Title 1 of the Municipal Code of Chicago Chapter 1-25 Chicago Fair Workweek Ordinance
The city of Chicago has enacted the Fair Workweek Ordinance to provide advance notice work schedules for employees to promote a healthy work-life balance and protect employees from unfair scheduling practices. The law requires a premium payments to employees that are impacted by a schedule change and employees that work a late-night shift followed by an early morning shift, often referred to in the restaurant industry as a clopen.
Restaurants are covered by the Chicago Fair Workweek Ordinance

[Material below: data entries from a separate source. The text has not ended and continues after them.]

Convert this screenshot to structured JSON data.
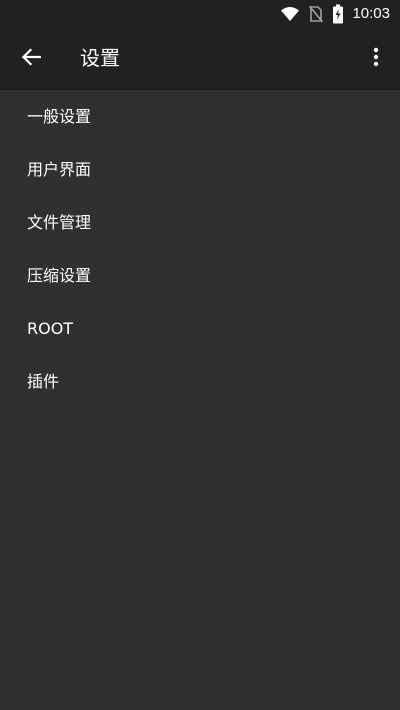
{
  "status_bar": {
    "time": "10:03",
    "icons": [
      "wifi-icon",
      "no-sim-icon",
      "battery-charging-icon"
    ]
  },
  "app_bar": {
    "back_icon": "arrow-left-icon",
    "title": "设置",
    "overflow_icon": "more-vert-icon"
  },
  "settings": {
    "items": [
      {
        "label": "一般设置"
      },
      {
        "label": "用户界面"
      },
      {
        "label": "文件管理"
      },
      {
        "label": "压缩设置"
      },
      {
        "label": "ROOT"
      },
      {
        "label": "插件"
      }
    ]
  },
  "colors": {
    "background": "#303030",
    "app_bar": "#212121",
    "text": "#ffffff"
  }
}
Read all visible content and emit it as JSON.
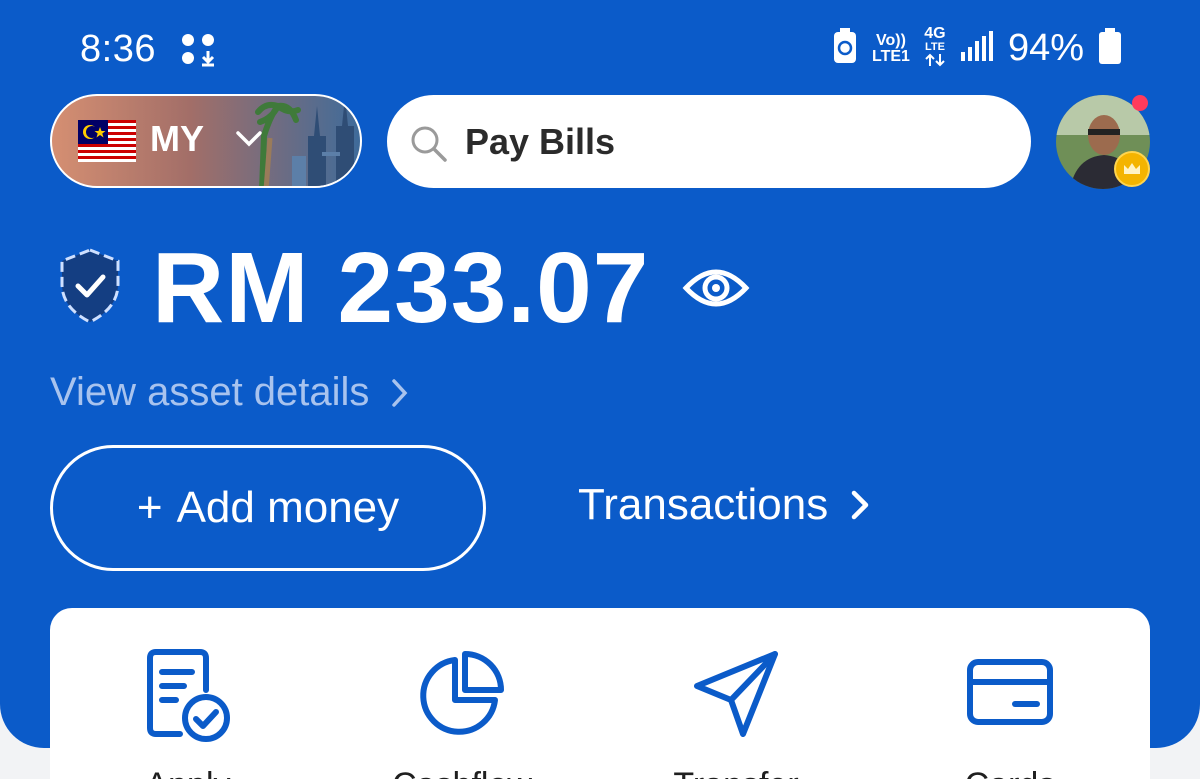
{
  "status_bar": {
    "time": "8:36",
    "network_top": "Vo))",
    "network_bottom": "LTE1",
    "network_gen": "4G",
    "network_gen_sub": "LTE",
    "battery_percent": "94%"
  },
  "header": {
    "region_code": "MY",
    "search_placeholder": "Pay Bills"
  },
  "balance": {
    "currency": "RM",
    "amount": "233.07",
    "asset_link": "View asset details"
  },
  "buttons": {
    "add_money": "Add money",
    "add_money_plus": "+",
    "transactions": "Transactions"
  },
  "quick_actions": [
    {
      "label": "Apply",
      "icon": "document-check-icon"
    },
    {
      "label": "Cashflow",
      "icon": "pie-chart-icon"
    },
    {
      "label": "Transfer",
      "icon": "send-icon"
    },
    {
      "label": "Cards",
      "icon": "card-icon"
    }
  ],
  "colors": {
    "brand_blue": "#0b5bc9",
    "link_blue": "#a8c3ee",
    "notification": "#ff3b5c",
    "crown": "#f4b400"
  }
}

However, according to the Municipal Code of Chicago—Chapter 1-25 Chicago Fair Workweek Ordinance, “the definition of ‘restaurant’ means any business licensed to serve food in the City of Chicago which also has, globally, at least 30 locations and at least 250 employees in the aggregate. The term “Restaurant” shall not include businesses limited to three or fewer locations in the City that are owned by one Employer and operating under a sole franchise.”
Covered employees are employees, not independent contractors, physically working in the city of Chicago, and earning less than or equal to $50,000 per year as a salaried employee, or less than or equal to $26.00 per hour as an hourly employee.
Covered employees’ work schedules shall be provided no later than 10 days before the first day of the work week covered by the schedule. The schedule must be posted in a conspicuous place at the workplace that is readily accessible and visible to all covered employees.
When a covered employee’s work schedule is changed less than 10 days prior to the beginning of the work week that employee shall be due one hour of predictability pay for each shift in which: 1) Hours are added; 2) Is moved from one day to another; 3) In and out times are changed with no loss of hours; 4) Hours are reduced or the shift is canceled completely, if more than 24 hours’ notice provided.
When a covered employee’s work schedule is reduced or canceled with less than 24 hours’ notice an employee is due no less than 50% of the regular rate of pay for each of the hours not worked.
Predictability pay is paid at the employee’s regular rate of pay for the week. The regular rate of pay can fluctuate each week depending on an employee’s compensation.
There are many exceptions to the predictability pay requirements. For example, a work schedule change that is the result of a mutually agreed upon shift trade or coverage arrangement between covered employees.
Right to Rest Doctrine
Under the Right to Rest doctrine, covered employee has the right to decline Work Schedule hours that are less than 10 hours after the end of the previous day’s shift. When a covered employee works a shift that begins less than 10 hours after the end of the previous day’s shift, the Employer shall pay the covered employee at a rate of 1.25 times the Covered Employee’s regular rate of pay for that shift.
Prior to or on commencement of employment, an Employer shall provide every Covered Employee with a good faith estimate in writing of the Covered Employee’s projected days and hours of work for the first ninety days of employment.
What is the rollout timing of the law?
Covered employees’ schedules shall be provided no later than 10 days before the first day of any new schedule from July 1, 2020, to June 30, 2022, and shall post the Work Schedule no later than 14 days before the first day of any new Work Schedule beginning July 1, 2022.
What are the penalties if the law is not followed?
Any Employer who violates any of the rules set forth in the ordinance shall be subject to a fine of not less than $300.00 nor more than $500.00 for each offense. Each Covered Employee whose rights are affected shall constitute a separate and distinct offense to which a separate fine shall apply. Each day that a violation occurs shall constitute a separate and distinct offense to which a separate fine shall apply.
How can RASI assist restaurants to remain in compliance with the law?
This blog briefly discusses the major points of the law, please visit Chicago Fair Workweek for complete details of the ordinance. If you have a question about how this law impacts your business, RASI always recommends reaching out to a local attorney for sensitive matters like this as RASI is not in a position to be offering legal advice.